So as you probably have seen, I spent last weekend in the company of a 1979 MG Midget and I thought I’d write a review to give you a taste of what the car is like, which could be very handy if you happen to be interested in buying one.
What can I say? It has a shape designed by an artist’s eye rather than a computer and it looks all the better for it. The long swooping bonnet looks fantastic and I never tired from staring down it when I was driving the car. The interior is adorned with two black leather seats that simply look gorgeous with the contrasting red seatbelts. The alloys may be small but they are most certainly perfectly formed and it’s tough to find an angle where the Midget doesn’t look good.
The only design feature I don’t like however, are the black plastic bumpers that cheapens the car somewhat but even they can not make a dent in the charming character this car has. It’s a car that is bound to attract attention anywhere you go and it looks fantastic in cream.
Space and Comfort
Well this is not one of the Midget’s strongest points, for starters it only two seats and the cabin is ‘cosy’ to say the least. Getting in and out requires a degree of flexibility and you may find you’ll lose your dignity rather quickly. This is made harder with the roof up obviously but even when it’s up you’ll find more headroom than you were expecting. I actually feared I wouldn’t fit but I did and I reckon someone who is 6’4″ could fit in there with no real problems – not unless they’re really fat that is.
The boot is mainly taken up by the spare wheel and it looks small at first glance but I was able to fit an overnight bag, laptop bag, change of shoes, carrier bag full of filming equipment and a bag full of picnic food with a little bit of space left over. So with that in mind the boot may be practical enough for daily use if you don’t require large luggage capacities.
In terms of the comfort the Midget is a car of two halves – the leather seats are very comfortable and I found driving this long distance pleasantly comfortable. However, take the Midget on a motorway at high speed and it’s easy to tell it’s not at home. The wind noise is atrocious and if you take it past 55mph or so and you’ll find yourself shouting to hold a conversation with your passenger. There is very little you can do to alter the driving position, in fact there is nothing you can do but I found the driving position to be more than adequate.
What’s it like to drive?
The Midget is a complete joy to drive, it takes you back to a time where cars were all about the sensation of driving. There are very little creature comforts to be had other than the sumptuous leather seats but the drive alone takes your mind off that. Once I got inside the cabin and got the car going, the first thing that hit me were how heavy the pedals were. It felt like the throttle was stuck and needed a fair bit of pressure to get it to move.
Apply too much though and you end up revving the nuts of the 1.5 litre engine so you need to find the right amount of pressure which takes a little of time (and practice). The steering is also heavy thanks to the lack of power steering but it’s got a lovely weight to it and you’ll get a good level of feedback. The four-speed manual gearbox is also heavy but it’s also very satisfying to use, although getting in to first gear was tricky at times and getting in to reverse was a bit of a challenge at times as well.

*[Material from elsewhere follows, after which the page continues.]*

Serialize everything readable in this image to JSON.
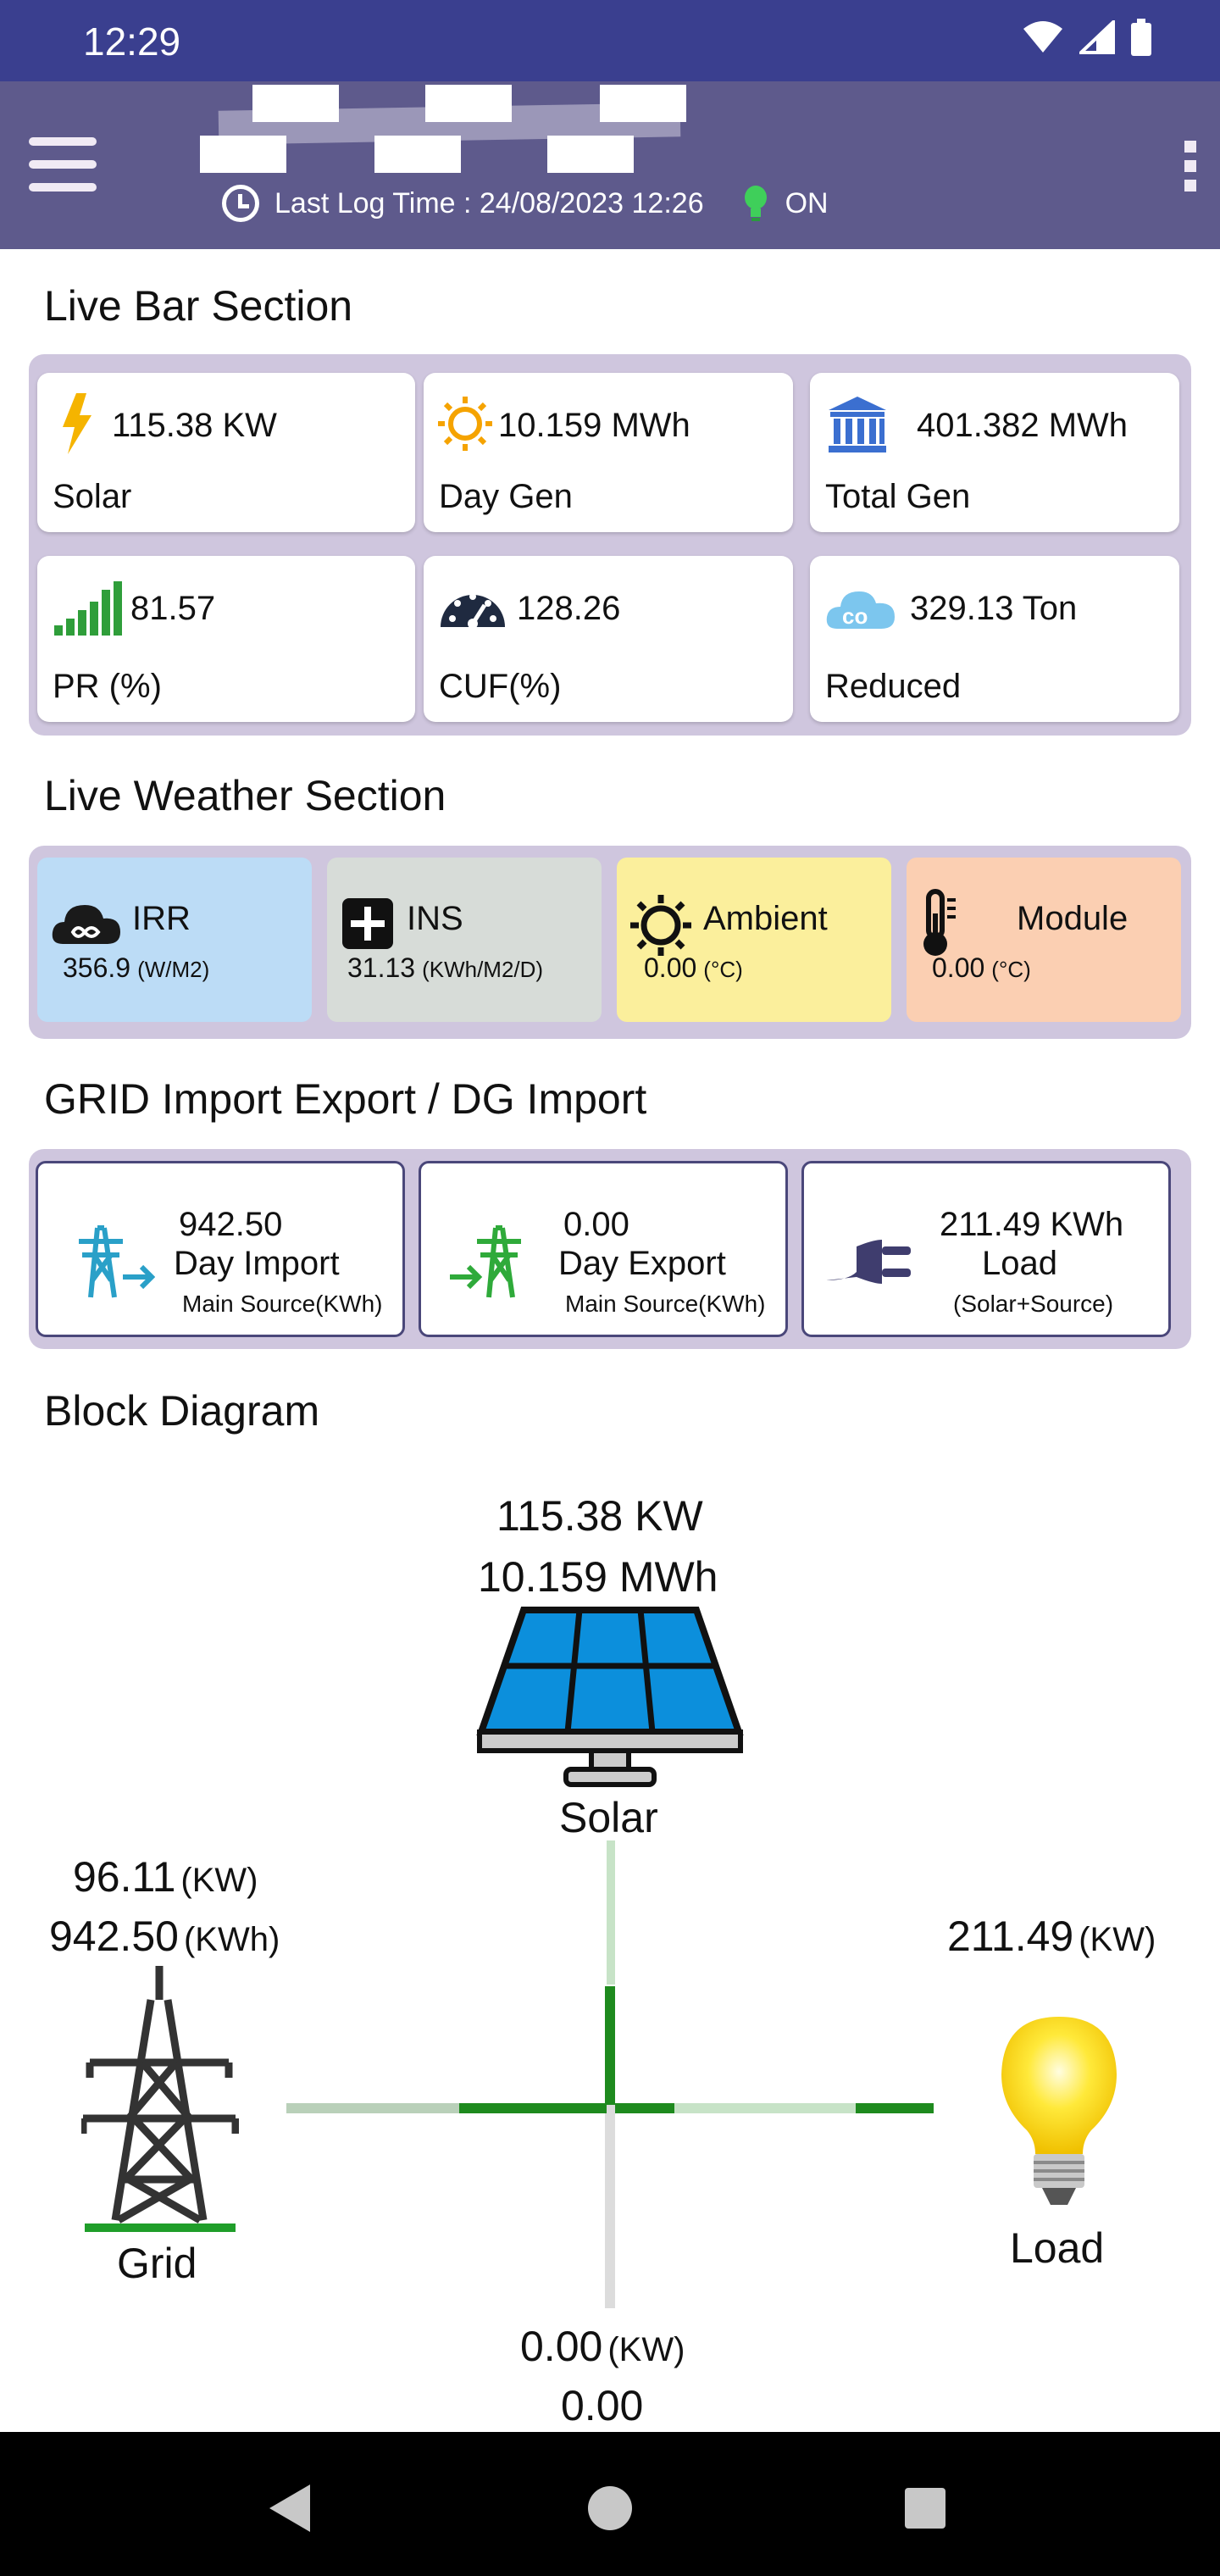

The 1.5 litre engine produces 65bhp which is by no means fast but because the car is so light it does pull quite well. 0-60 comes in 12.3 seconds and the top speed is 101mph, so this will not bend your face with speed but the car is all about the sensation. This car is for cruising down country lanes rather than out-and-out speed and you certainly get a sense of that with the gearbox that doesn’t like to be rushed.
The car handles well although there is a fair bit of body roll that’s expected from a car of this age but it feels so light and nimble. It feels like the car is pivoting around your hips and I can safely say I’ve never driven a car like this before.
Well this is going to be a quick one… It has an interior light, cassette player, leather seats and that’s about it…
Difficult to comment on as funnily enough it doesn’t have a trip computer. The MG Owners Club states that the Midget is capable of getting around 27.9mpg and the fuel tank is about 7 gallons or so. With that in mind if you apply some simple mathematics you’ll find the Midget should get 195 miles from a full tank. I got less than that in practice and I’d say I got about 143 miles, but that is purely an estimation.
Driving the MG Midget was a great experience and I’d love to give it five stars but let’s face it, it’s not the most practical car going. As I mentioned earlier the noise on the motorway can be a real headache – literally – but the car is much more at home on B roads. The sensation of driving this little roadster is truly fantastic and I encourage you try it, and you can, thanks to Danewest Automotive.
The Midget offers good performance and it’s a real gem on winding country roads. Every part of the car is a joy to use, from the pedals to the steering wheel. The controls are certainly heavy but you’ll get a high level of satisfaction from operating them.
Car Obsession Rating: (4 / 5)
- Good fun to drive
- Great engine note
- Good visibility
- Noisy at high speed
- Roof is not watertight (only a few drops will make their way in though)
- Boot may be too small for some
- Difficult to get in and out of it